Australia’s rental market is set to experience an all-time record-high increase in household rents this new year, along with a shortage of accommodation, a property expert has said.
While the rental market has borne the brunt of the consequences of the lack of overseas migrants in 2020 due to COVID-19 border restrictions, Propertyology’s head of research, Simon Pressley, believes that the “the next couple of years will produce the biggest increase in rents that Australia has seen”.
As house price growth is expected to reach up to 15 per cent, many parts of Australia may see rents increase by $2,000 to $5,000 per annum, according to him.
“The reality is that Australia does not have enough housing supply for its existing 25.6 million population… Most of Australia had an undersupply of housing prior to COVID-19. While this has managed to cause quite a bit of inconvenience for Australian lifestyles, it has no ability to dump thousands of extra dwellings out of the sky.
“In other words, Australia is still undersupplied,” Mr Pressley explained.
According to Mr Pressley, as of the end of October 2020, Sydney and Melbourne’s combined population of 10.5 million people had more than 53,500 dwellings for rent to choose from.
Conversely, the remaining 15.1 million Australians across the other capital cities and regional areas only have a little over 20,600 dwellings advertised for rent during the same period.
The research head said that, while COVID-19 directed demand out of Sydney and Melbourne and into other areas, the pressure on rents in other areas was building well before the pandemic.
According to SQM Research data, Canberra, Sydney and Darwin had the highest capital city advertised median rents for houses at $648, $638 and $580 per week, respectively.
Meanwhile, the biggest capital city rent increase over the last decade was in Hobart, now with a median rent of $456 per week.
“Throughout the rest of Australia, it is becoming standard practice for property managers to frequently receive numerous applications to rent a standard house… Buyer’s agents have seen firsthand proof of multi-offer tenant applications, and the successful tenant paying $50 to $70 per week above the market’s median rent.
“Five out of eight capital cities have a vacancy rate below 1 per cent. The pressure is intense,” according to Mr Pressley.
Moving forward, with employment and lifestyle opportunities driving acceleration demand, regional locations are likely to continue seeing high rent increases, Mr Pressley said.
Ultimately, the two biggest influences on rental demand in 2021 are local economic conditions and affordability, while the supply side is “98 per cent determined by the behaviour of mum-and-dad property investors”.
According to the research head, banks and governments would need to support those who generate 98 per cent of Australia’s rental supply in order to address the rental supply problem.
For one, he encouraged the Australian Prudential Regulation Authority to introduce credit policy parameters to support responsible borrowers and be proactive in helping to improve loan application efficiencies. Banks must also stop charging investors a premium interest rate, Mr Pressley recommended.

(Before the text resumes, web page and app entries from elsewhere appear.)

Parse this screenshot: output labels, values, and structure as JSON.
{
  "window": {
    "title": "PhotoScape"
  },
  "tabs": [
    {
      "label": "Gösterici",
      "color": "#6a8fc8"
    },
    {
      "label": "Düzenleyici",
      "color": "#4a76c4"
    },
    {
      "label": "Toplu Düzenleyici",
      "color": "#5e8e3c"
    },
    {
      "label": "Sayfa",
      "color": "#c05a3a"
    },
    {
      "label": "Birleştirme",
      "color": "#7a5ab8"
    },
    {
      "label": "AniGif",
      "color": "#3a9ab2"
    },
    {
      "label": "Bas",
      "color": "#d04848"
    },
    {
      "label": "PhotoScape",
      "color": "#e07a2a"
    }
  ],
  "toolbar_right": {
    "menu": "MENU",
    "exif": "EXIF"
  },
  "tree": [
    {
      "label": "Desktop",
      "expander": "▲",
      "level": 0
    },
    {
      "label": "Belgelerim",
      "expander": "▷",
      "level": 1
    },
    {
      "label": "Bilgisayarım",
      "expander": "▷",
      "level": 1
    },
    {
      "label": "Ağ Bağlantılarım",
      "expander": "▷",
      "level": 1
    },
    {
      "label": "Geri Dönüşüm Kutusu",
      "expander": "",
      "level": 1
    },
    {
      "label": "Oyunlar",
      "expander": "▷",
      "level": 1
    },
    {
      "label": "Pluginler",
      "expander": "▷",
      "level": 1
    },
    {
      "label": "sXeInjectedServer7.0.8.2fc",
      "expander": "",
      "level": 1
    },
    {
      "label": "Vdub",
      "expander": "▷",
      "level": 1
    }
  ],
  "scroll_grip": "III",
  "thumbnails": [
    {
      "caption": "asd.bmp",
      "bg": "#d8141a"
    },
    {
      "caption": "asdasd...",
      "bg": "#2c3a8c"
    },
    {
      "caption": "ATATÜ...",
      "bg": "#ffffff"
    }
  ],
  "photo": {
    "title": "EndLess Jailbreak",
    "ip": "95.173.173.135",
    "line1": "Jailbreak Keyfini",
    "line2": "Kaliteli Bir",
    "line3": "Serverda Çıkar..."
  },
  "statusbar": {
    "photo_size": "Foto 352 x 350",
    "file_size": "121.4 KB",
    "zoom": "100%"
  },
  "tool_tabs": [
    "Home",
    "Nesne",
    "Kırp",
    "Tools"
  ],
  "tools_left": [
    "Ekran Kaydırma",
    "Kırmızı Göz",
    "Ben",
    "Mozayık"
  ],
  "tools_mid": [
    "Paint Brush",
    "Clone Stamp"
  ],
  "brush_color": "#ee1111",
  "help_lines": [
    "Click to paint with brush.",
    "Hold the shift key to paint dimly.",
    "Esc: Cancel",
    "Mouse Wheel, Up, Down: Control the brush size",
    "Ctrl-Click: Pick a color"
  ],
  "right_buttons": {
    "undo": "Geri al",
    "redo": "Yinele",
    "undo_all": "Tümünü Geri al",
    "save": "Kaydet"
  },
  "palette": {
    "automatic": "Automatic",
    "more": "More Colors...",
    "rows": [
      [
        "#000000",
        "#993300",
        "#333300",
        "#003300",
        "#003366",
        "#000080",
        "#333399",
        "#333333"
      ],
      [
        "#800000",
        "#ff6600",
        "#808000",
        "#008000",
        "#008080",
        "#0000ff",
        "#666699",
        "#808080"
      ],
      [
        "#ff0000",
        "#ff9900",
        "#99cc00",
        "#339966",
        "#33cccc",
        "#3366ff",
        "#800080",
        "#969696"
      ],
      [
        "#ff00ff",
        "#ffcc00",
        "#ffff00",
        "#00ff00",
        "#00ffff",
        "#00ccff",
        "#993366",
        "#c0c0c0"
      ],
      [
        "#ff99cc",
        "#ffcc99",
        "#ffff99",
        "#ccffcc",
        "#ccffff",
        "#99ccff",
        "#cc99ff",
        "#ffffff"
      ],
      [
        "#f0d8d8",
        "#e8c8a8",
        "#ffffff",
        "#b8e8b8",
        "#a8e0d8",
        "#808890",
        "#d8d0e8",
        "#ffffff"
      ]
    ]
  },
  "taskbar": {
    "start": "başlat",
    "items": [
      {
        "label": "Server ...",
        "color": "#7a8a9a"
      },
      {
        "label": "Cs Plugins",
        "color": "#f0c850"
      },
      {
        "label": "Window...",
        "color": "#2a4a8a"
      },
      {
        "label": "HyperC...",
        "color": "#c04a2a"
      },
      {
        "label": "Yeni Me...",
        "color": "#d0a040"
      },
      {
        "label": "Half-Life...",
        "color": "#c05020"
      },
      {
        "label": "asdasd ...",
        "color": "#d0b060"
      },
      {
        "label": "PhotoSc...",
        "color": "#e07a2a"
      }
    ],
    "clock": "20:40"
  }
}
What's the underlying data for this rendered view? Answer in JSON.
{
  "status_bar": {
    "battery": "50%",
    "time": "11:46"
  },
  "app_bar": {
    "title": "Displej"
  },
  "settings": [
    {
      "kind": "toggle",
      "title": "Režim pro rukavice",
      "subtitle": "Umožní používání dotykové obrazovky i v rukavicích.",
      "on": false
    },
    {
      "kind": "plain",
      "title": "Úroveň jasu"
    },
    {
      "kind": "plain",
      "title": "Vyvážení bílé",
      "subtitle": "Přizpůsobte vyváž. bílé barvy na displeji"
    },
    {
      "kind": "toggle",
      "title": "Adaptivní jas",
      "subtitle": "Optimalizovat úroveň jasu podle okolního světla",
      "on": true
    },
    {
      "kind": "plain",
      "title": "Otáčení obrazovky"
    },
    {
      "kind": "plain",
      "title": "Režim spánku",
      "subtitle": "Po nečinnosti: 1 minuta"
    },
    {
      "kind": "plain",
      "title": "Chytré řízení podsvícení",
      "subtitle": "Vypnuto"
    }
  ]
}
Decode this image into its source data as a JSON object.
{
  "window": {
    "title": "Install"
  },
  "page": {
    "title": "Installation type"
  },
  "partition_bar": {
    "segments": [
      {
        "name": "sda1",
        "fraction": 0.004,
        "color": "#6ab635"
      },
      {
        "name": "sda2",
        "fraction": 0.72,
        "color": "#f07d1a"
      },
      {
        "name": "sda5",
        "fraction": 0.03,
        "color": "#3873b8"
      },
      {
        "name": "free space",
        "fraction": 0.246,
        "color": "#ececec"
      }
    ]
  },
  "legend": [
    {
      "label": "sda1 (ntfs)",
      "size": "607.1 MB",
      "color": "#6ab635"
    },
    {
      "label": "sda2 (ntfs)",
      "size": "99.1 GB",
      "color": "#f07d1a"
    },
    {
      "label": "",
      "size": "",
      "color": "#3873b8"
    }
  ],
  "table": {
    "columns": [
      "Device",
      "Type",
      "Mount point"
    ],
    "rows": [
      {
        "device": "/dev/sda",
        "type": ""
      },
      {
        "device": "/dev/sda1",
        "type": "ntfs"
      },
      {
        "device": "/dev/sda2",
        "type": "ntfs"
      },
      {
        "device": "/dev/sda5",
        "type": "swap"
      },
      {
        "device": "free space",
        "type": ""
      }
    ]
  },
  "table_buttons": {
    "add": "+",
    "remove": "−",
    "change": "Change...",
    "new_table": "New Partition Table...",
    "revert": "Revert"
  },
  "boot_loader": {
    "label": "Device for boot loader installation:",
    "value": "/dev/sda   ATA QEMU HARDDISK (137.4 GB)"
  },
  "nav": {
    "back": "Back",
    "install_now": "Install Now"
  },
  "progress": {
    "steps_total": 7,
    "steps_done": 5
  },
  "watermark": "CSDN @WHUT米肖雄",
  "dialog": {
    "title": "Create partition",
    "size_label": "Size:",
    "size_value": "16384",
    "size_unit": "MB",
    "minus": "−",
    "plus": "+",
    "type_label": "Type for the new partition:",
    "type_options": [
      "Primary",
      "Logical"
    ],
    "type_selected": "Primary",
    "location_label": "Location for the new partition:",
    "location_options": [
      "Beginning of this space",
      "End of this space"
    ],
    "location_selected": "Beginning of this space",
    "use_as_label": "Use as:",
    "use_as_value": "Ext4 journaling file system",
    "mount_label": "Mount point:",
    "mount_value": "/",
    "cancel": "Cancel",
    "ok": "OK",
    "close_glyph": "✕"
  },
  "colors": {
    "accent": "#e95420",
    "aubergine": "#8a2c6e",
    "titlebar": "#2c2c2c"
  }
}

Further, state governments are advised to refrain from charging investors higher stamp duty, while city councils are discouraged from charging investors a premium on council rates.
Finally, Mr Pressley said that the federal government must conduct a serious investigation into the conduct of insurance companies to avoid “charging excessive insurance premiums, hiding behind fine print when a policyholder makes a claim, and rorting of real estate products”.